[Opening Data for analysis section]

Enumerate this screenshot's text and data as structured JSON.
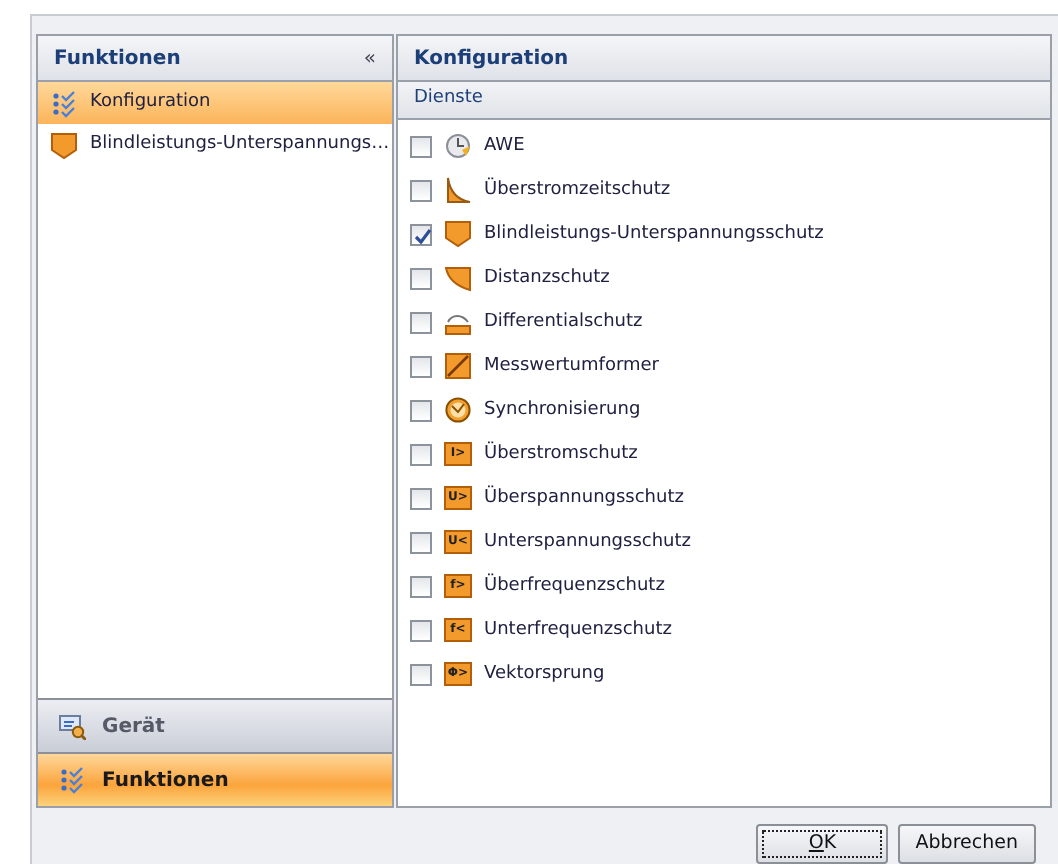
{
  "left_panel": {
    "title": "Funktionen",
    "collapse": "«",
    "items": [
      {
        "label": "Konfiguration",
        "kind": "checklist",
        "selected": true
      },
      {
        "label": "Blindleistungs-Unterspannungs…",
        "kind": "shield",
        "selected": false
      }
    ],
    "sections": [
      {
        "label": "Gerät",
        "kind": "device",
        "selected": false
      },
      {
        "label": "Funktionen",
        "kind": "checklist",
        "selected": true
      }
    ]
  },
  "right_panel": {
    "title": "Konfiguration",
    "subtitle": "Dienste",
    "services": [
      {
        "label": "AWE",
        "kind": "clock",
        "checked": false
      },
      {
        "label": "Überstromzeitschutz",
        "kind": "curve",
        "checked": false
      },
      {
        "label": "Blindleistungs-Unterspannungsschutz",
        "kind": "shield",
        "checked": true
      },
      {
        "label": "Distanzschutz",
        "kind": "wedge",
        "checked": false
      },
      {
        "label": "Differentialschutz",
        "kind": "diff",
        "checked": false
      },
      {
        "label": "Messwertumformer",
        "kind": "transducer",
        "checked": false
      },
      {
        "label": "Synchronisierung",
        "kind": "sync",
        "checked": false
      },
      {
        "label": "Überstromschutz",
        "kind": "box",
        "symbol": "I>",
        "checked": false
      },
      {
        "label": "Überspannungsschutz",
        "kind": "box",
        "symbol": "U>",
        "checked": false
      },
      {
        "label": "Unterspannungsschutz",
        "kind": "box",
        "symbol": "U<",
        "checked": false
      },
      {
        "label": "Überfrequenzschutz",
        "kind": "box",
        "symbol": "f>",
        "checked": false
      },
      {
        "label": "Unterfrequenzschutz",
        "kind": "box",
        "symbol": "f<",
        "checked": false
      },
      {
        "label": "Vektorsprung",
        "kind": "box",
        "symbol": "Φ>",
        "checked": false
      }
    ]
  },
  "buttons": [
    {
      "label": "OK",
      "default": true
    },
    {
      "label": "Abbrechen",
      "default": false
    }
  ]
}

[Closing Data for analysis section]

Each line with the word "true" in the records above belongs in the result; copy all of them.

        "selected": true
        "selected": true
        "checked": true
      "default": true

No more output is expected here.